Goal of the exercise: When a line of the material has the word "medal" in it, copy that line.

[Opening Exercise data section]

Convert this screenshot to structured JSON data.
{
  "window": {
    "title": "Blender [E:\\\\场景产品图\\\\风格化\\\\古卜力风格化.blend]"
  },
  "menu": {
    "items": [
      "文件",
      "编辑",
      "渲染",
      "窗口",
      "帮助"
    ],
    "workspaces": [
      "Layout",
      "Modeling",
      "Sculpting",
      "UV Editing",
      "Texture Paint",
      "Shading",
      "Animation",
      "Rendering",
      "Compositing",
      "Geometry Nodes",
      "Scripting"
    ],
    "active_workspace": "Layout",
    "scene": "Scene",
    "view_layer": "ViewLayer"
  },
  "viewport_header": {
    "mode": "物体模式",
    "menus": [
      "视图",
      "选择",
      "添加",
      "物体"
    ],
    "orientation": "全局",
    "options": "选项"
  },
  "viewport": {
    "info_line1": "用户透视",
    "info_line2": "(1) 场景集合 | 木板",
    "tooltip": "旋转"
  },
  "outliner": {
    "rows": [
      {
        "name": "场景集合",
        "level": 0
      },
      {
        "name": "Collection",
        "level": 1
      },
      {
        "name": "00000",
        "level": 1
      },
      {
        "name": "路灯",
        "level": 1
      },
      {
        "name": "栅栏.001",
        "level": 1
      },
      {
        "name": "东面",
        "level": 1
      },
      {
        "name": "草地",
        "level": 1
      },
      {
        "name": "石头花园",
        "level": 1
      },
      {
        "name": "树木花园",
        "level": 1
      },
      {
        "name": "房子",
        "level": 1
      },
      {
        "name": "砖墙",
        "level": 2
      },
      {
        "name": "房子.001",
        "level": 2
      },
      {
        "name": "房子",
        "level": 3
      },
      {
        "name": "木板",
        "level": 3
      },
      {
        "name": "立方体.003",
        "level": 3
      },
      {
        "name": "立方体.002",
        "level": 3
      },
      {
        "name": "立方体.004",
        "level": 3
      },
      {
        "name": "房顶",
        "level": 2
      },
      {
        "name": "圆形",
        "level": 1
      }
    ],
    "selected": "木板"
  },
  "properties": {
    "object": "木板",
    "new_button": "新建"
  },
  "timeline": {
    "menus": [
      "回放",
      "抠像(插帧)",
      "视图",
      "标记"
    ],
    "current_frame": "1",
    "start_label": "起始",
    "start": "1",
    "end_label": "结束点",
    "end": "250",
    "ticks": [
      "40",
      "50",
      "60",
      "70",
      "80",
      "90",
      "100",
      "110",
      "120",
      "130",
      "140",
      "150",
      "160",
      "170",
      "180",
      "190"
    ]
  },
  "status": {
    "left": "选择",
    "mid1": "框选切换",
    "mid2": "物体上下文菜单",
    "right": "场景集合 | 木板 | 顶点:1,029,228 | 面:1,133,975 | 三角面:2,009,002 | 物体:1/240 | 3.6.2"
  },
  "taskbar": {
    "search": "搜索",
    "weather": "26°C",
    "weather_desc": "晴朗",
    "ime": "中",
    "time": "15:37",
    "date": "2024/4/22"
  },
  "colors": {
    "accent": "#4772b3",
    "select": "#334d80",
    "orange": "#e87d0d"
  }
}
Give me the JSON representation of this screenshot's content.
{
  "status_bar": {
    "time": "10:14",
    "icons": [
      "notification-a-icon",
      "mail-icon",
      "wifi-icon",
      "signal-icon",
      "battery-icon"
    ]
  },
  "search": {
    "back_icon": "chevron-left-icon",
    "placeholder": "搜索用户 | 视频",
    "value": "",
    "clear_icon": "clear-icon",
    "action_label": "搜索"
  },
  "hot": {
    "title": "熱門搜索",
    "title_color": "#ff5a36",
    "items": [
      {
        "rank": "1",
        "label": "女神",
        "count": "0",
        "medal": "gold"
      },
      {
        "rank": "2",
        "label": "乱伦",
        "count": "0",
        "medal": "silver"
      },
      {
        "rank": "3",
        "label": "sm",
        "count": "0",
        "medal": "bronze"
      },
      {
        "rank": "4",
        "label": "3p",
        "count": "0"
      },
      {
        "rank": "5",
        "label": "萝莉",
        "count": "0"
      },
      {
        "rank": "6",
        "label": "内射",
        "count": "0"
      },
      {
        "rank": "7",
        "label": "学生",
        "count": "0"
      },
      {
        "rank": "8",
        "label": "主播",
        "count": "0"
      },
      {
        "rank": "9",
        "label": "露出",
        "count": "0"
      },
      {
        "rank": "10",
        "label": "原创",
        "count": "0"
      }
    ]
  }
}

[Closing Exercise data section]

Response to this task:
        "medal": "gold"
        "medal": "silver"
        "medal": "bronze"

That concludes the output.